Pelosi's intention was to explain — not that she personally didn't know what was in the bill — but that there were myriad benefits in the legislation that were getting lost in all the focus on the process of passing it. Once the bill was passed, she was attempting to argue, Americans would begin to see all of the amazing things it had to offer.
This was a central part of the pitch being made to reluctant House Democrats in the final push to get health care legislation across the finish line.
"I know this is a tough vote," Obama told House Democrats a day before they voted on the bill. "And I am actually confident — I've talked to some of you individually — that it will end up being the smart thing to do politically because I believe that good policy is good politics."
More than three years have gone by since the law's passage, and yet Americans are no closer to embracing it. Just this week, a survey by the Kaiser Family Foundation found that just 35 percent of Americans had a favorable view of the health care law. In March 2010, Kaiser found that 46 percent of respondents supported it at least somewhat.
Democrats are starting to get nervous. Sen. Max Baucus, a key author of the legislation, made headlines by warning of a looming "train wreck" for Obamacare as its major provisions get implemented next year, just as many vulnerable Democrats stand for re-election.
"The administration's public information campaign on the benefits of the [Patient Protection and] Affordable Care Act deserves a failing grade," Baucus also sternly told Health and Human Services Secretary Kathleen Sebelius.
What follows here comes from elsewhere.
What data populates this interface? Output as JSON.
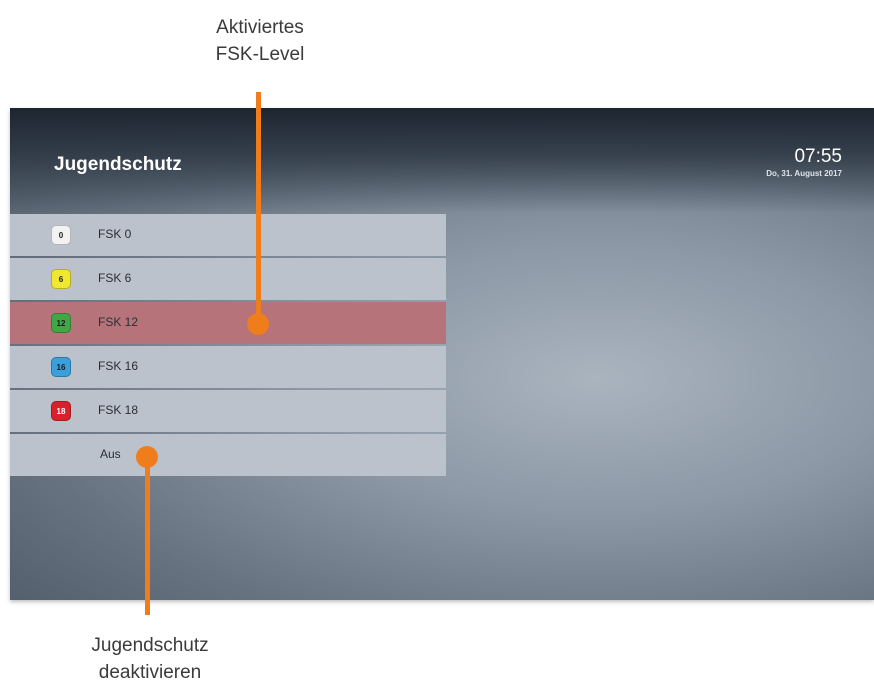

In other words, Baucus was saying: We passed the bill, but people still don't know what's in it. Last week, the New York Times reported on Democratic senators in addition to Baucus (who subsequently decided to retire rather than stand for re-election) raising alarms to the administration about how implementation could put them at risk in 2014.
Asked about the implementation of the health care law during a Tuesday press conference, Obama wasn't exactly reassuring.
"A huge chunk of it has already been implemented," Obama said of the law. "And for the 85 to 90 percent of Americans who already have health insurance, they're already experiencing most of the benefits of the Affordable Care Act even if they don't know it."
In other words: We passed the law, and even those currently benefiting from it don't know what's in it.
Next year, a raft of new taxes and regulations kick in, including the contentious individual mandate. Even the fiercest defenders of the law acknowledge that things aren't likely to go smoothly. The New Republic's Jonathan Cohn wrote, "It's not going to work as well as many of us would like, and the initial adjustment may not be easy." The Washington Post's Ezra Klein predicted that the law "will have a much tougher first year than was initially anticipated but it won't be the catastrophe that Republicans hope."
Though Klein and Cohn both still tout benefits from the law, there's been a clear attempt to shift expectations in the run up to implementation. Three years ago, its supporters were selling Obamacare as a political asset to Democrats, if only it passed. Now, the best they can argue is that it may not be that big of a liability.
Philip Klein (firstname.lastname@example.org) is a senior editorial writer for The Washington Examiner. Follow him on Twitter at @philipaklein.